But Paul has not completely ignored his right flank. He’s largely avoided any embarrassing votes that could put him on the wrong side of the immigration issue. He voted against the Gang of Eight Bill. He supported Cruz’s point of order in the CRomnibus battle and voted against the bill as a whole. Shamelessly, he even raises money on opposing Amnesty.
Paul is also moving to re-establish some of his credentials as an immigration patriot and a champion of the conservative grassroots in preparation for the campaign.
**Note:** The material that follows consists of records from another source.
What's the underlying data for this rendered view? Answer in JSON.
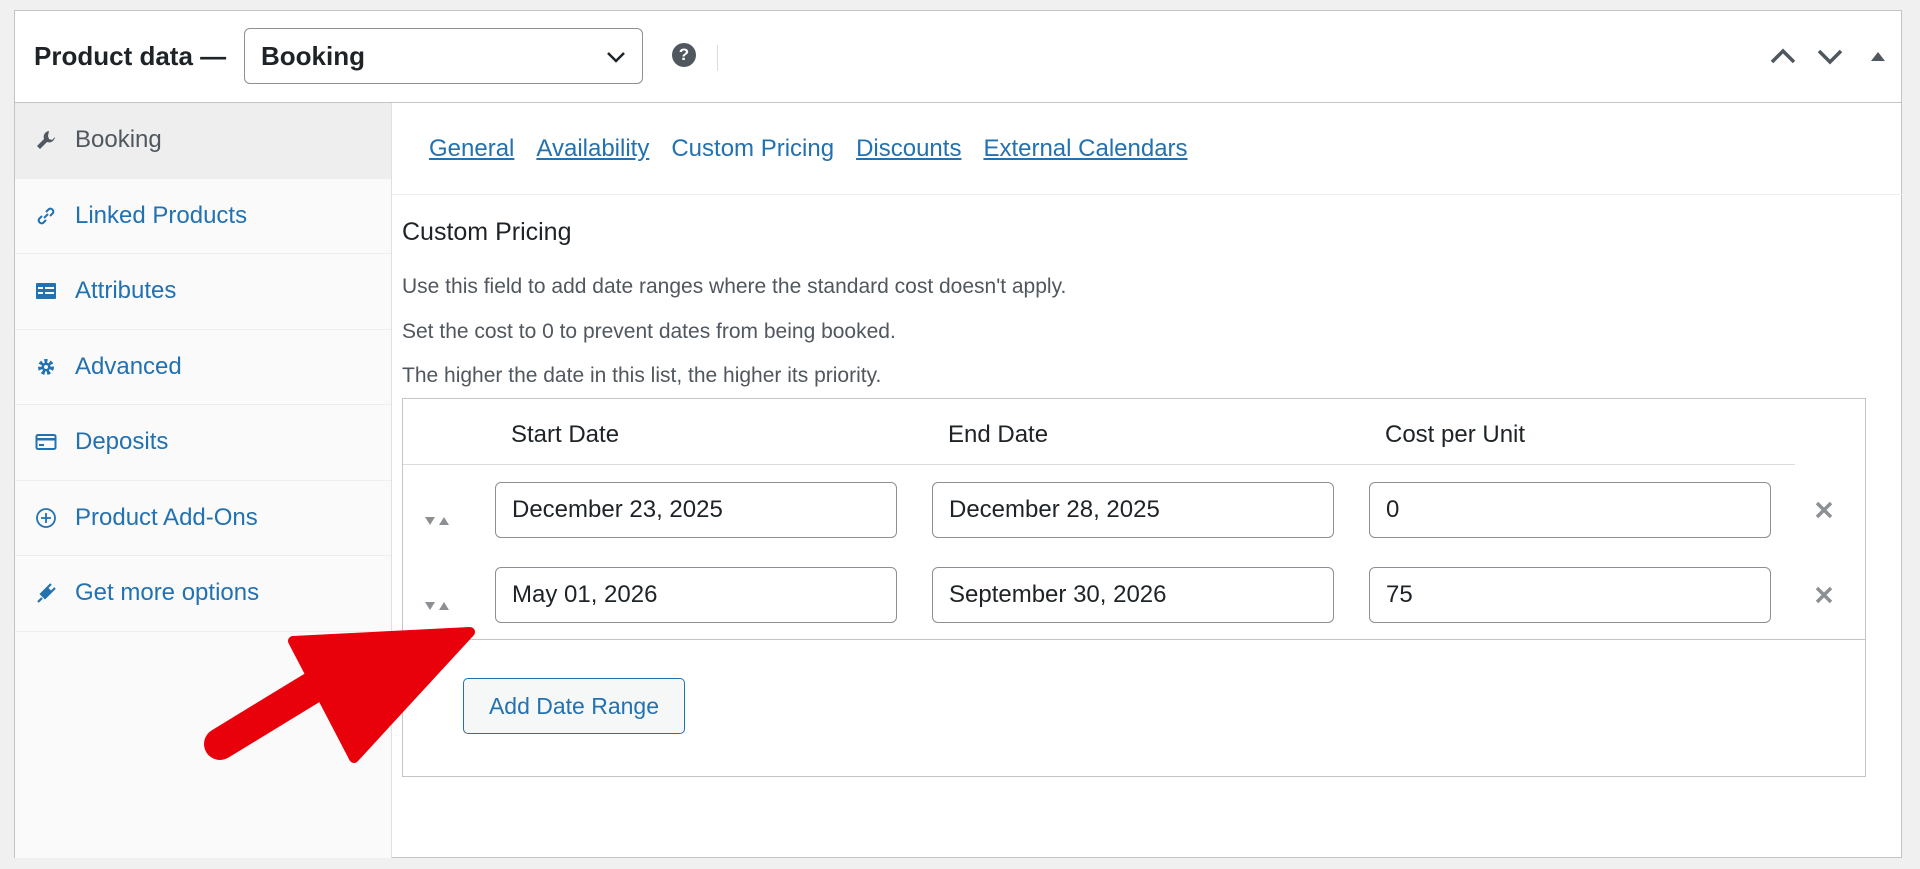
{
  "header": {
    "title": "Product data —",
    "product_type": "Booking",
    "help_icon": "?"
  },
  "sidebar": {
    "items": [
      {
        "label": "Booking",
        "icon": "wrench-icon",
        "active": true
      },
      {
        "label": "Linked Products",
        "icon": "link-icon"
      },
      {
        "label": "Attributes",
        "icon": "list-card-icon"
      },
      {
        "label": "Advanced",
        "icon": "gear-icon"
      },
      {
        "label": "Deposits",
        "icon": "credit-card-icon"
      },
      {
        "label": "Product Add-Ons",
        "icon": "plus-circle-icon"
      },
      {
        "label": "Get more options",
        "icon": "plugin-icon"
      }
    ]
  },
  "tabs": [
    {
      "label": "General"
    },
    {
      "label": "Availability"
    },
    {
      "label": "Custom Pricing",
      "current": true
    },
    {
      "label": "Discounts"
    },
    {
      "label": "External Calendars"
    }
  ],
  "section": {
    "title": "Custom Pricing",
    "descriptions": [
      "Use this field to add date ranges where the standard cost doesn't apply.",
      "Set the cost to 0 to prevent dates from being booked.",
      "The higher the date in this list, the higher its priority."
    ]
  },
  "table": {
    "headers": [
      "Start Date",
      "End Date",
      "Cost per Unit"
    ],
    "rows": [
      {
        "start": "December 23, 2025",
        "end": "December 28, 2025",
        "cost": "0"
      },
      {
        "start": "May 01, 2026",
        "end": "September 30, 2026",
        "cost": "75"
      }
    ],
    "add_button": "Add Date Range"
  },
  "colors": {
    "link": "#2271b1",
    "annotation_arrow": "#e8000b"
  }
}
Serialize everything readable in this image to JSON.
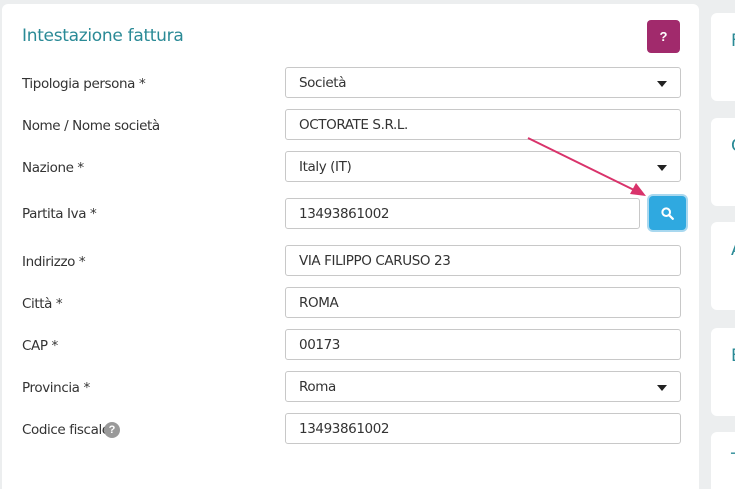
{
  "card": {
    "title": "Intestazione fattura",
    "help_label": "?"
  },
  "fields": {
    "tipologia": {
      "label": "Tipologia persona *",
      "value": "Società"
    },
    "nome": {
      "label": "Nome / Nome società",
      "value": "OCTORATE S.R.L."
    },
    "nazione": {
      "label": "Nazione *",
      "value": "Italy (IT)"
    },
    "partita_iva": {
      "label": "Partita Iva  *",
      "value": "13493861002"
    },
    "indirizzo": {
      "label": "Indirizzo *",
      "value": "VIA FILIPPO CARUSO 23"
    },
    "citta": {
      "label": "Città *",
      "value": "ROMA"
    },
    "cap": {
      "label": "CAP *",
      "value": "00173"
    },
    "provincia": {
      "label": "Provincia *",
      "value": "Roma"
    },
    "codice_fiscale": {
      "label": "Codice fiscale",
      "value": "13493861002",
      "info_label": "?"
    }
  },
  "side_cards": [
    "F",
    "C",
    "A",
    "E",
    "T"
  ],
  "colors": {
    "title": "#2a8a96",
    "help_button": "#a12a6c",
    "search_button": "#2fa9e0",
    "annotation_arrow": "#d9336b"
  },
  "icons": {
    "search": "search-icon",
    "caret": "chevron-down-icon",
    "help": "question-icon"
  }
}
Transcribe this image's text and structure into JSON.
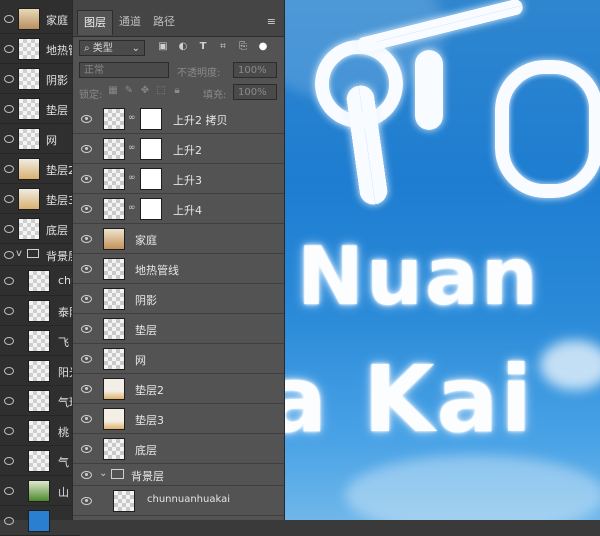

Thus he just introduced legislation to repeal Obama’s unilateral Amnesty. [Rand Paul Introduces Bill to Kill President Obama’s Immigration Order, by David Knowles, BloombergPolitics, December 14, 2014]
And only hours after Jeb Bush announced he was “actively exploring” a Presidential campaign, Rand Paul already was running ads against him on Common Core. [Rand Paul is Already Running an Ad Against Jeb Bush, by Zeke J Miller, Time, December 16, 2014]
It’s easy enough for Paul to campaign against Bush—but it will be far harder for him to distinguish himself from Cruz. Nevertheless, Paul has two key advantages:
While Rand Paul’s glad-handing with the Establishment and policy flip-flops on immigration and foreign policy and may cost him support among increasingly doctrinaire Open Borders libertarians, the younger Paul will still be able to command a network of experienced activists unavailable to any other candidate. Even Ron Paul was able to put a scare into the “leading” GOP candidates—and Rand Paul is far more formidable.
Though we may not like it, Paul’s profile in political cowardice over the last few years has been a delicate balancing act between courting the Establishment, retaining his libertarian base, and posing as a Tea Party conservative—and he may have pulled it off.
In contrast, if Cruz runs, his strategy is more straightforward: get to everyone’s right and win the “purity wars” within the GOP that he has unleashed.
But despite his current posturing, Cruz’s record on immigration is actually mixed, and positively bad on legal immigration. Righteous Liberal Mickey Kaus has even charged that “his very opposition to Amnesty was fake.” Nonetheless, Cruz may still be forced to seize on the immigration issue because it is clearly the best way to differentiate himself from Rand Paul and take advantage of Paul’s many policy flip-flops.
The best way for Cruz to do that: Resubmit a bill that Rand Paul once introduced into Congress – an abolition of birthright citizenship. This would also destroy the partisan rationale for Barack Obama’s Unilateral Amnesty–illegals and their children would be permanently barred from a “path to citizenship.” And it would be very difficult for Paul to decry a bill that he himself introduced only a few years ago.
Of course, neither Paul nor Cruz actually seems eager to frame a campaign as a kind of National Conservative uprising to protect American workers and defend the middle class. Ted Cruz is no Pat Buchanan, even though he looks a little like him.
But the logic of a presidential campaign will force these two candidates to attack each other on the immigration issue. And the more chaos unleashed within the corrupt GOP, the greater chance that immigration patriotism can break out as an independent force.
And when that occurs, immigration patriots can finally get off the defensive, and build a political movement that gives us somebody to vote for—rather than just another Bush to vote against.
James Kirkpatrick [Email him] is a Beltway veteran and a refugee from Conservatism Inc.